Our latest junket has taken us to Bordeaux, city of the greatest wine on earth, and home of the Departmental Archives of La Gironde. This is a very beautiful city, one that must be strolled and one in which, unusually, the archives can be included in a stroll for they are not out in the suburbs but in the city centre. How nice!
Why bother? You may ask, for these archives have an exceptionally full website, with not only the parish and civil registers online but an excellent collection of passports issued in that city. Well, no archives have all of their holdings online and there is more to genealogy than vital records.
The facility is not on one of Bordeaux's prettiest of streets but one does not feel endangered. Within, it is quite luxurious, even elegant. One applies for the Reader's Card at the desk near the entry on the ground floor. Next to it are the lockers, with glass doors and magnetic locks. Upstairs, at the entry of the massive Reading Room, is -- more glass -- the Salle des Inventaires, the room of finding aids and indices.
This room is staffed by the most intelligent and efficient people we have ever encountered in a Salle des Inventaires, people who actually knew the contents of all the binders (it used to be like that at the Archives nationales at CARAN, but alas, no more). We admired their lab coats. The assistance to our research was to the point and immensely helpful. Using one's card, documents and files are requested via the computers in the room, on a system that is clear - no quirky little codes -- and works perfectly. The only annoyance is that only two items may be on request at any one time, (most other Departmental Archives will allow between three and five) reducing the amount of work that may be achieved in a day.
The Reading Room itself is wide, grand, airy, with a quiet hum of activity. The staff here were a bit of the more usual type of civil servant and less like their stellar colleagues in the Salle des Inventaires: polite if indolent, munching chocolate bars and ignoring the waiting users at the desk, prone to impatience at any request, but surrendering to helpfulness if one persisted. We did persist; we bought copies of interesting publications; we prowled the meagre holdings of the library.
Meagre but again, useful. We wrote here of the burning of the archives of the Port of Bordeaux, a serious loss. The fire was in 1919. The library (and many online) has copies of publications, such as the Revue Historique de Bordeaux, containing articles of research based on the burnt archives which could be of help. Some of the earlier volumes have detailed discussions of certain lost documents.
If your French roots come from Gironde, a visit to the Departmental Archives will surely prove enlightening. However, these archives also may have discoveries for those whose ancestors:
- came from the French colonies of Saint Domingue, Guadaloupe or elsewhere
- engaged in the importation of wine from the region to another country, as there were many international wine houses with offices in Bordeaux

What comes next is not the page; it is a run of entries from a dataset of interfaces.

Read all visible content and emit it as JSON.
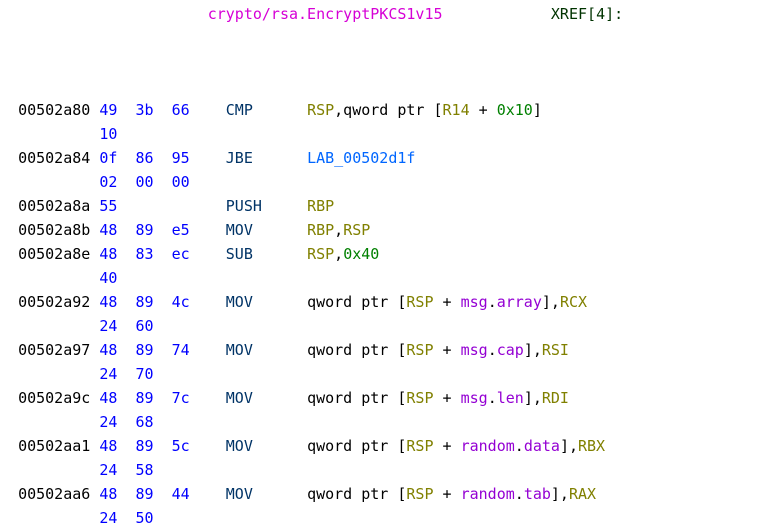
{
  "header": {
    "func_name": "crypto/rsa.EncryptPKCS1v15",
    "xref_label": "XREF[",
    "xref_count": "4",
    "xref_close": "]:"
  },
  "lines": [
    {
      "addr": "00502a80",
      "bytes1": "49  3b  66",
      "bytes2": "10",
      "mnem": "CMP",
      "ops": [
        {
          "t": "reg",
          "v": "RSP"
        },
        {
          "t": "plain",
          "v": ",qword ptr ["
        },
        {
          "t": "reg",
          "v": "R14"
        },
        {
          "t": "plain",
          "v": " + "
        },
        {
          "t": "lit",
          "v": "0x10"
        },
        {
          "t": "plain",
          "v": "]"
        }
      ]
    },
    {
      "addr": "00502a84",
      "bytes1": "0f  86  95",
      "bytes2": "02  00  00",
      "mnem": "JBE",
      "ops": [
        {
          "t": "lab",
          "v": "LAB_00502d1f"
        }
      ]
    },
    {
      "addr": "00502a8a",
      "bytes1": "55",
      "bytes2": "",
      "mnem": "PUSH",
      "ops": [
        {
          "t": "reg",
          "v": "RBP"
        }
      ]
    },
    {
      "addr": "00502a8b",
      "bytes1": "48  89  e5",
      "bytes2": "",
      "mnem": "MOV",
      "ops": [
        {
          "t": "reg",
          "v": "RBP"
        },
        {
          "t": "plain",
          "v": ","
        },
        {
          "t": "reg",
          "v": "RSP"
        }
      ]
    },
    {
      "addr": "00502a8e",
      "bytes1": "48  83  ec",
      "bytes2": "40",
      "mnem": "SUB",
      "ops": [
        {
          "t": "reg",
          "v": "RSP"
        },
        {
          "t": "plain",
          "v": ","
        },
        {
          "t": "lit",
          "v": "0x40"
        }
      ]
    },
    {
      "addr": "00502a92",
      "bytes1": "48  89  4c",
      "bytes2": "24  60",
      "mnem": "MOV",
      "ops": [
        {
          "t": "plain",
          "v": "qword ptr ["
        },
        {
          "t": "reg",
          "v": "RSP"
        },
        {
          "t": "plain",
          "v": " + "
        },
        {
          "t": "struct",
          "v": "msg"
        },
        {
          "t": "dot",
          "v": "."
        },
        {
          "t": "struct",
          "v": "array"
        },
        {
          "t": "plain",
          "v": "],"
        },
        {
          "t": "reg",
          "v": "RCX"
        }
      ]
    },
    {
      "addr": "00502a97",
      "bytes1": "48  89  74",
      "bytes2": "24  70",
      "mnem": "MOV",
      "ops": [
        {
          "t": "plain",
          "v": "qword ptr ["
        },
        {
          "t": "reg",
          "v": "RSP"
        },
        {
          "t": "plain",
          "v": " + "
        },
        {
          "t": "struct",
          "v": "msg"
        },
        {
          "t": "dot",
          "v": "."
        },
        {
          "t": "struct",
          "v": "cap"
        },
        {
          "t": "plain",
          "v": "],"
        },
        {
          "t": "reg",
          "v": "RSI"
        }
      ]
    },
    {
      "addr": "00502a9c",
      "bytes1": "48  89  7c",
      "bytes2": "24  68",
      "mnem": "MOV",
      "ops": [
        {
          "t": "plain",
          "v": "qword ptr ["
        },
        {
          "t": "reg",
          "v": "RSP"
        },
        {
          "t": "plain",
          "v": " + "
        },
        {
          "t": "struct",
          "v": "msg"
        },
        {
          "t": "dot",
          "v": "."
        },
        {
          "t": "struct",
          "v": "len"
        },
        {
          "t": "plain",
          "v": "],"
        },
        {
          "t": "reg",
          "v": "RDI"
        }
      ]
    },
    {
      "addr": "00502aa1",
      "bytes1": "48  89  5c",
      "bytes2": "24  58",
      "mnem": "MOV",
      "ops": [
        {
          "t": "plain",
          "v": "qword ptr ["
        },
        {
          "t": "reg",
          "v": "RSP"
        },
        {
          "t": "plain",
          "v": " + "
        },
        {
          "t": "struct",
          "v": "random"
        },
        {
          "t": "dot",
          "v": "."
        },
        {
          "t": "struct",
          "v": "data"
        },
        {
          "t": "plain",
          "v": "],"
        },
        {
          "t": "reg",
          "v": "RBX"
        }
      ]
    },
    {
      "addr": "00502aa6",
      "bytes1": "48  89  44",
      "bytes2": "24  50",
      "mnem": "MOV",
      "ops": [
        {
          "t": "plain",
          "v": "qword ptr ["
        },
        {
          "t": "reg",
          "v": "RSP"
        },
        {
          "t": "plain",
          "v": " + "
        },
        {
          "t": "struct",
          "v": "random"
        },
        {
          "t": "dot",
          "v": "."
        },
        {
          "t": "struct",
          "v": "tab"
        },
        {
          "t": "plain",
          "v": "],"
        },
        {
          "t": "reg",
          "v": "RAX"
        }
      ]
    }
  ]
}
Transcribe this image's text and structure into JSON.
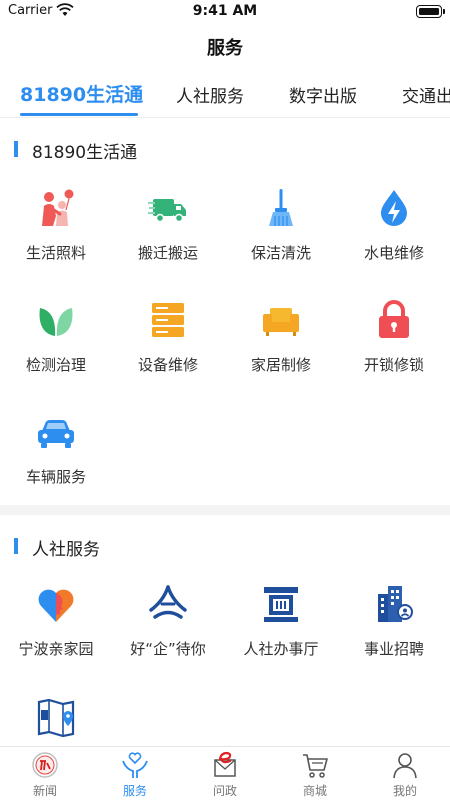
{
  "status_bar": {
    "carrier": "Carrier",
    "time": "9:41 AM"
  },
  "header": {
    "title": "服务"
  },
  "tabs": [
    {
      "label": "81890生活通",
      "active": true
    },
    {
      "label": "人社服务",
      "active": false
    },
    {
      "label": "数字出版",
      "active": false
    },
    {
      "label": "交通出",
      "active": false
    }
  ],
  "sections": [
    {
      "title": "81890生活通",
      "items": [
        {
          "label": "生活照料",
          "icon": "family-care-icon"
        },
        {
          "label": "搬迁搬运",
          "icon": "moving-truck-icon"
        },
        {
          "label": "保洁清洗",
          "icon": "broom-icon"
        },
        {
          "label": "水电维修",
          "icon": "water-electric-icon"
        },
        {
          "label": "检测治理",
          "icon": "leaf-icon"
        },
        {
          "label": "设备维修",
          "icon": "server-icon"
        },
        {
          "label": "家居制修",
          "icon": "sofa-icon"
        },
        {
          "label": "开锁修锁",
          "icon": "lock-icon"
        },
        {
          "label": "车辆服务",
          "icon": "car-icon"
        }
      ]
    },
    {
      "title": "人社服务",
      "items": [
        {
          "label": "宁波亲家园",
          "icon": "heart-face-icon"
        },
        {
          "label": "好“企”待你",
          "icon": "enterprise-logo-icon"
        },
        {
          "label": "人社办事厅",
          "icon": "government-hall-icon"
        },
        {
          "label": "事业招聘",
          "icon": "office-building-icon"
        },
        {
          "label": "",
          "icon": "startup-map-icon"
        }
      ]
    }
  ],
  "bottom_nav": [
    {
      "label": "新闻",
      "icon": "news-badge-icon",
      "active": false
    },
    {
      "label": "服务",
      "icon": "service-heart-icon",
      "active": true
    },
    {
      "label": "问政",
      "icon": "inquiry-e-icon",
      "active": false
    },
    {
      "label": "商城",
      "icon": "cart-icon",
      "active": false
    },
    {
      "label": "我的",
      "icon": "user-icon",
      "active": false
    }
  ],
  "colors": {
    "accent": "#2d8ef0",
    "red": "#ef5a56",
    "green": "#33b27a",
    "orange": "#f5a623",
    "navy": "#1f4f9c"
  }
}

- were of African origins travelling on their own or with others in the region
We will explain how in the next post.
Archives départementales de la Gironde
72/78 Cours Balguerie-Stuttenberg
tel: (+33) 5 56 99 66
©2014 Anne Morddel